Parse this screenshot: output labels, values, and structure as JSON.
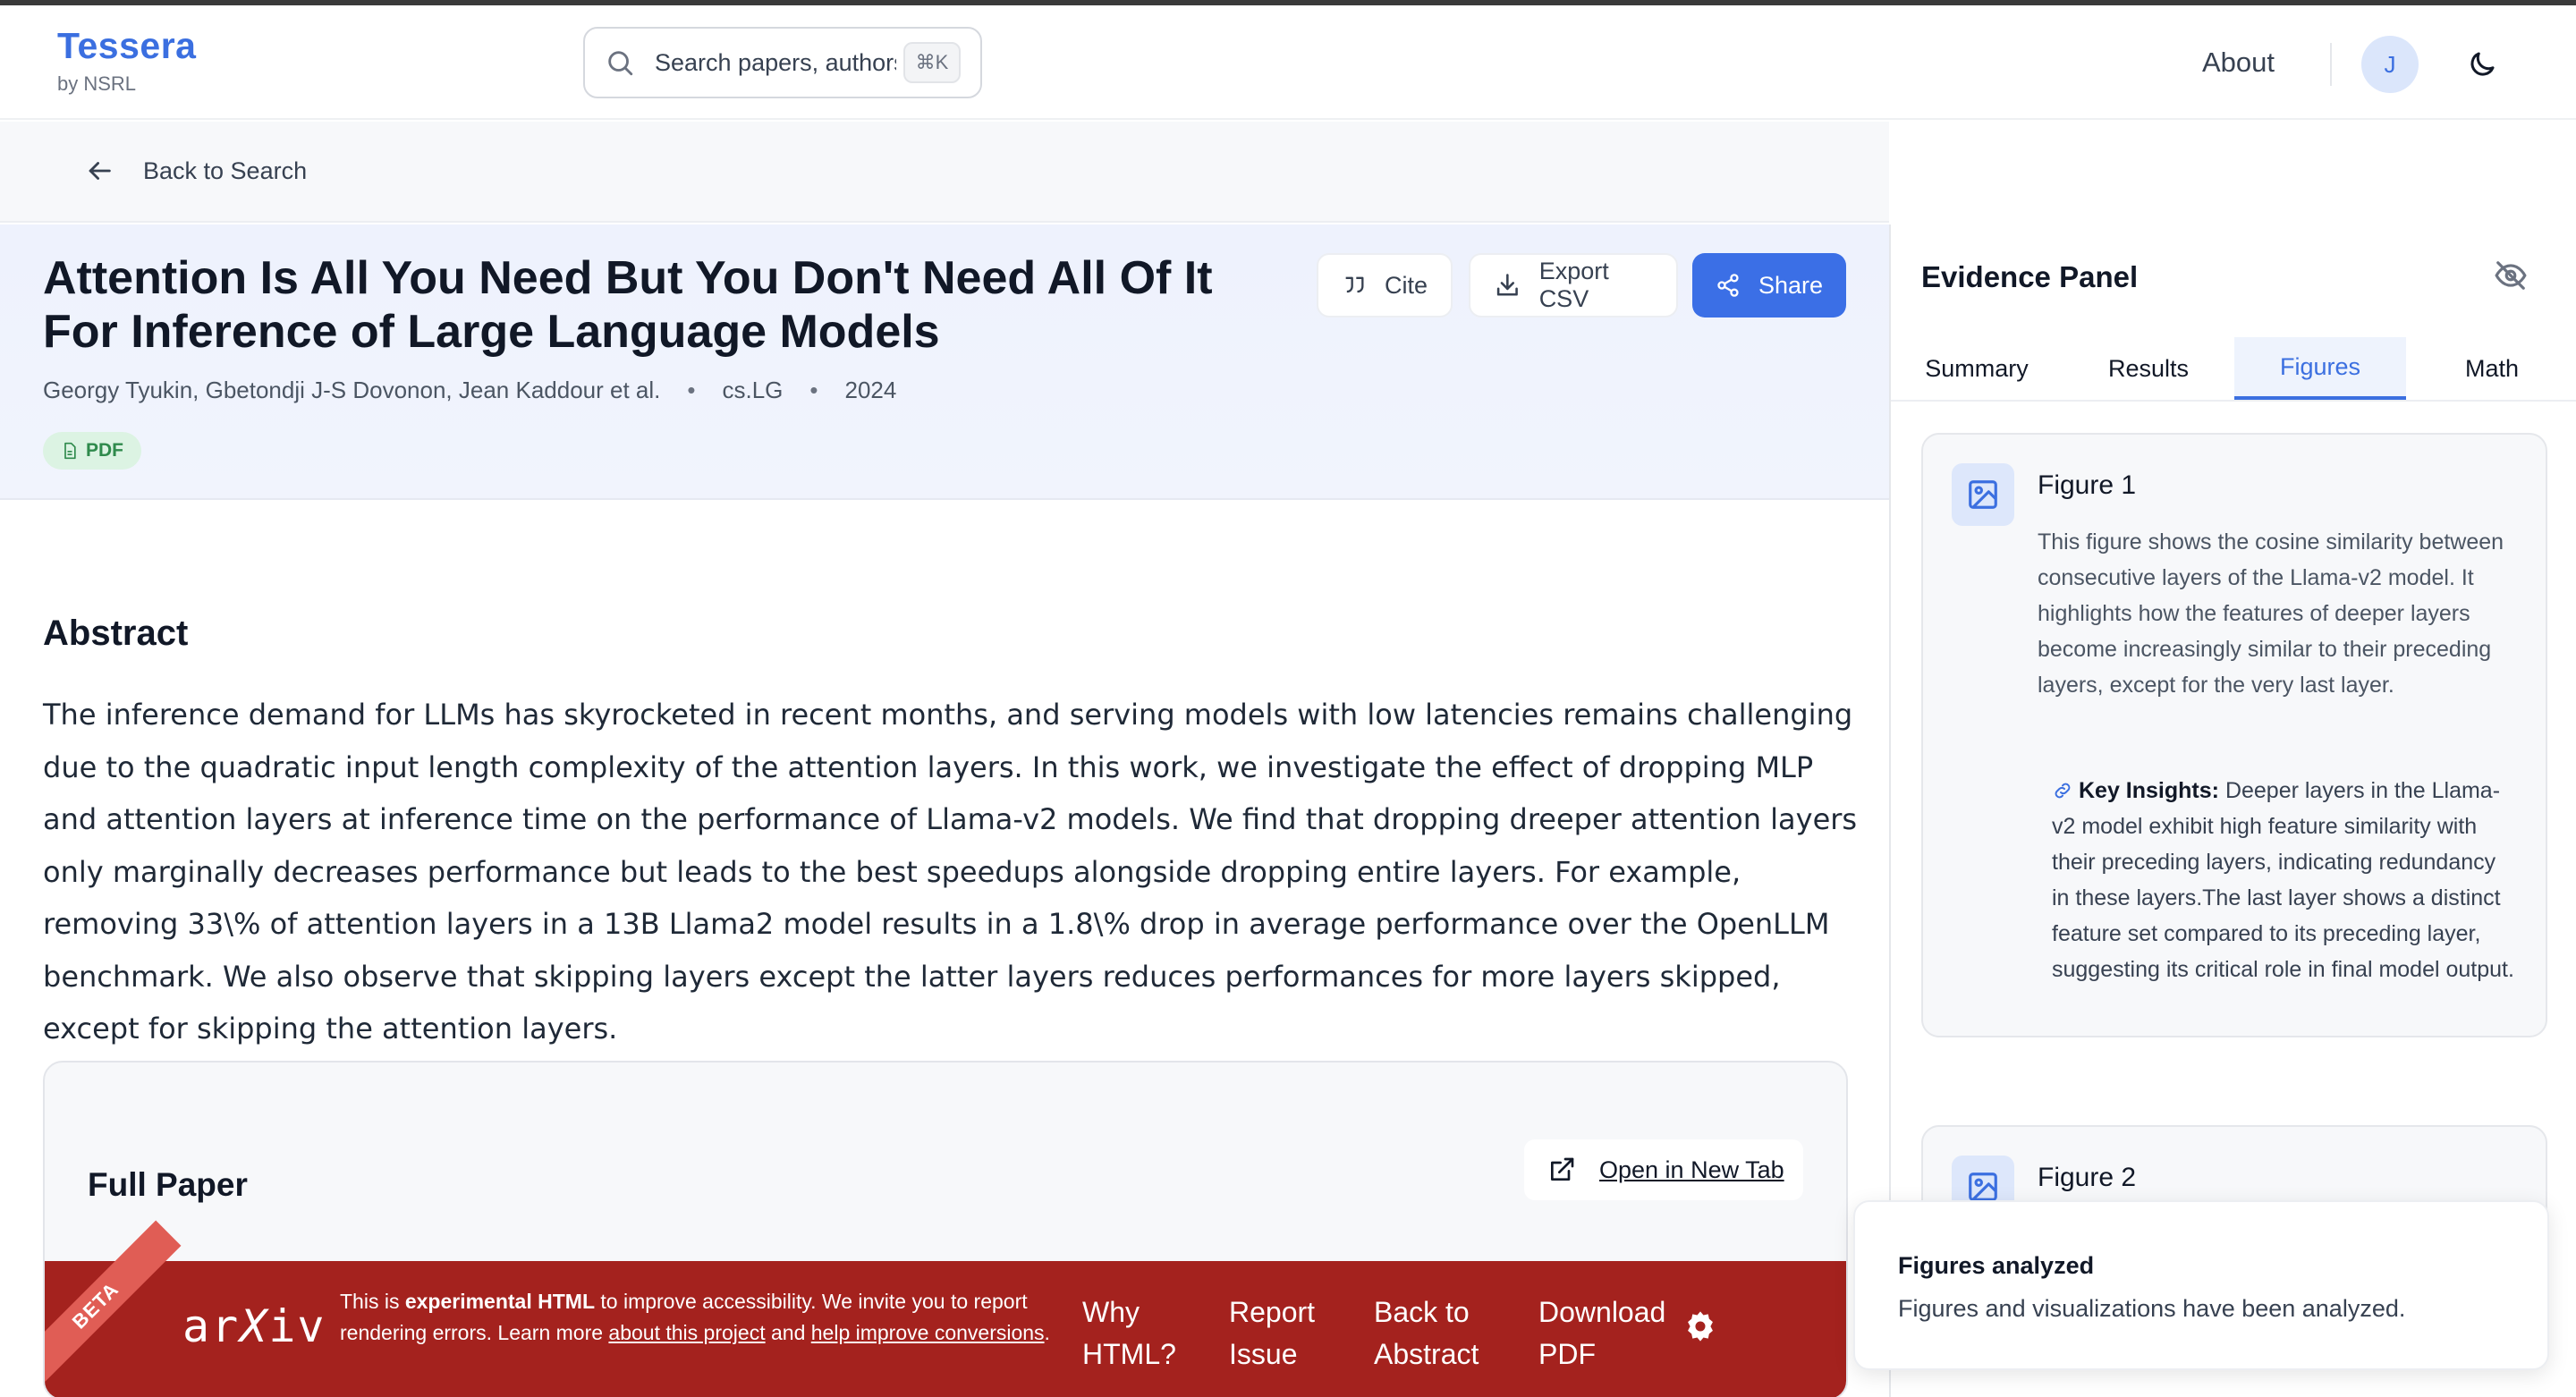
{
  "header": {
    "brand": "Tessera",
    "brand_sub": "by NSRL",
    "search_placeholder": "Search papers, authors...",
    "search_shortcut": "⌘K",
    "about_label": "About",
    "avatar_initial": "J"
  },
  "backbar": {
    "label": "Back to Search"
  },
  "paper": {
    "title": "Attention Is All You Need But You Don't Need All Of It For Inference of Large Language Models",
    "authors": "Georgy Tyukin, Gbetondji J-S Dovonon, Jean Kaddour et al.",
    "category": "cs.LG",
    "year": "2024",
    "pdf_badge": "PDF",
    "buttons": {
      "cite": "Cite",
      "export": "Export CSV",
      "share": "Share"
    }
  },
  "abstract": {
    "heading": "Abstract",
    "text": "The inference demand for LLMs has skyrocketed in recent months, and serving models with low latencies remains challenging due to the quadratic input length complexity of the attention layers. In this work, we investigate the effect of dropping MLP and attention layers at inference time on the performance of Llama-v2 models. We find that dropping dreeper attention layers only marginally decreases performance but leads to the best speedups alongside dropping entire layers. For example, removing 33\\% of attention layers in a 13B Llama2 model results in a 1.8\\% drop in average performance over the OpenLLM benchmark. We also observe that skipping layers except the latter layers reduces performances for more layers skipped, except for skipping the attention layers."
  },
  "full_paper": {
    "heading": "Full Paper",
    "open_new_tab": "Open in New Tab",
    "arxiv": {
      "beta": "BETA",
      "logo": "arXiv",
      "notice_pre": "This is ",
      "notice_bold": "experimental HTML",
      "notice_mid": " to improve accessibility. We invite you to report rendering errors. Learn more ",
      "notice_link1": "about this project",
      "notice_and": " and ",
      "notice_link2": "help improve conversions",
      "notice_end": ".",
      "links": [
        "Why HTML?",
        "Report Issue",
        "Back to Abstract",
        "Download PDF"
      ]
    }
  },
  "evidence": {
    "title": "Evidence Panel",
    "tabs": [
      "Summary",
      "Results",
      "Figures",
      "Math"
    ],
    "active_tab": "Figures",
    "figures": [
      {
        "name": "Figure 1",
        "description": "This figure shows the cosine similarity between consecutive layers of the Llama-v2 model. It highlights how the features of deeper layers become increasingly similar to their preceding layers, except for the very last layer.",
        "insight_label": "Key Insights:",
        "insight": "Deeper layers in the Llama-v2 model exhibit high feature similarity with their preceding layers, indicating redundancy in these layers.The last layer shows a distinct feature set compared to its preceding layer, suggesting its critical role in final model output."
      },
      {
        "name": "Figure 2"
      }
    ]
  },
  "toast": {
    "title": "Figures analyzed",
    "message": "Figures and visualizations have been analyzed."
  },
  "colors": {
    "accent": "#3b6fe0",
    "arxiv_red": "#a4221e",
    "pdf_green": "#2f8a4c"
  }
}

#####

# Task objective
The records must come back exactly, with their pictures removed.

# Exercise answer
Parse this screenshot: output labels, values, and structure as JSON.
{
  "header": {
    "brand": "Tessera",
    "brand_sub": "by NSRL",
    "search_placeholder": "Search papers, authors...",
    "search_shortcut": "⌘K",
    "about_label": "About",
    "avatar_initial": "J"
  },
  "backbar": {
    "label": "Back to Search"
  },
  "paper": {
    "title": "Attention Is All You Need But You Don't Need All Of It For Inference of Large Language Models",
    "authors": "Georgy Tyukin, Gbetondji J-S Dovonon, Jean Kaddour et al.",
    "category": "cs.LG",
    "year": "2024",
    "pdf_badge": "PDF",
    "buttons": {
      "cite": "Cite",
      "export": "Export CSV",
      "share": "Share"
    }
  },
  "abstract": {
    "heading": "Abstract",
    "text": "The inference demand for LLMs has skyrocketed in recent months, and serving models with low latencies remains challenging due to the quadratic input length complexity of the attention layers. In this work, we investigate the effect of dropping MLP and attention layers at inference time on the performance of Llama-v2 models. We find that dropping dreeper attention layers only marginally decreases performance but leads to the best speedups alongside dropping entire layers. For example, removing 33\\% of attention layers in a 13B Llama2 model results in a 1.8\\% drop in average performance over the OpenLLM benchmark. We also observe that skipping layers except the latter layers reduces performances for more layers skipped, except for skipping the attention layers."
  },
  "full_paper": {
    "heading": "Full Paper",
    "open_new_tab": "Open in New Tab",
    "arxiv": {
      "beta": "BETA",
      "logo": "arXiv",
      "notice_pre": "This is ",
      "notice_bold": "experimental HTML",
      "notice_mid": " to improve accessibility. We invite you to report rendering errors. Learn more ",
      "notice_link1": "about this project",
      "notice_and": " and ",
      "notice_link2": "help improve conversions",
      "notice_end": ".",
      "links": [
        "Why HTML?",
        "Report Issue",
        "Back to Abstract",
        "Download PDF"
      ]
    }
  },
  "evidence": {
    "title": "Evidence Panel",
    "tabs": [
      "Summary",
      "Results",
      "Figures",
      "Math"
    ],
    "active_tab": "Figures",
    "figures": [
      {
        "name": "Figure 1",
        "description": "This figure shows the cosine similarity between consecutive layers of the Llama-v2 model. It highlights how the features of deeper layers become increasingly similar to their preceding layers, except for the very last layer.",
        "insight_label": "Key Insights:",
        "insight": "Deeper layers in the Llama-v2 model exhibit high feature similarity with their preceding layers, indicating redundancy in these layers.The last layer shows a distinct feature set compared to its preceding layer, suggesting its critical role in final model output."
      },
      {
        "name": "Figure 2"
      }
    ]
  },
  "toast": {
    "title": "Figures analyzed",
    "message": "Figures and visualizations have been analyzed."
  },
  "colors": {
    "accent": "#3b6fe0",
    "arxiv_red": "#a4221e",
    "pdf_green": "#2f8a4c"
  }
}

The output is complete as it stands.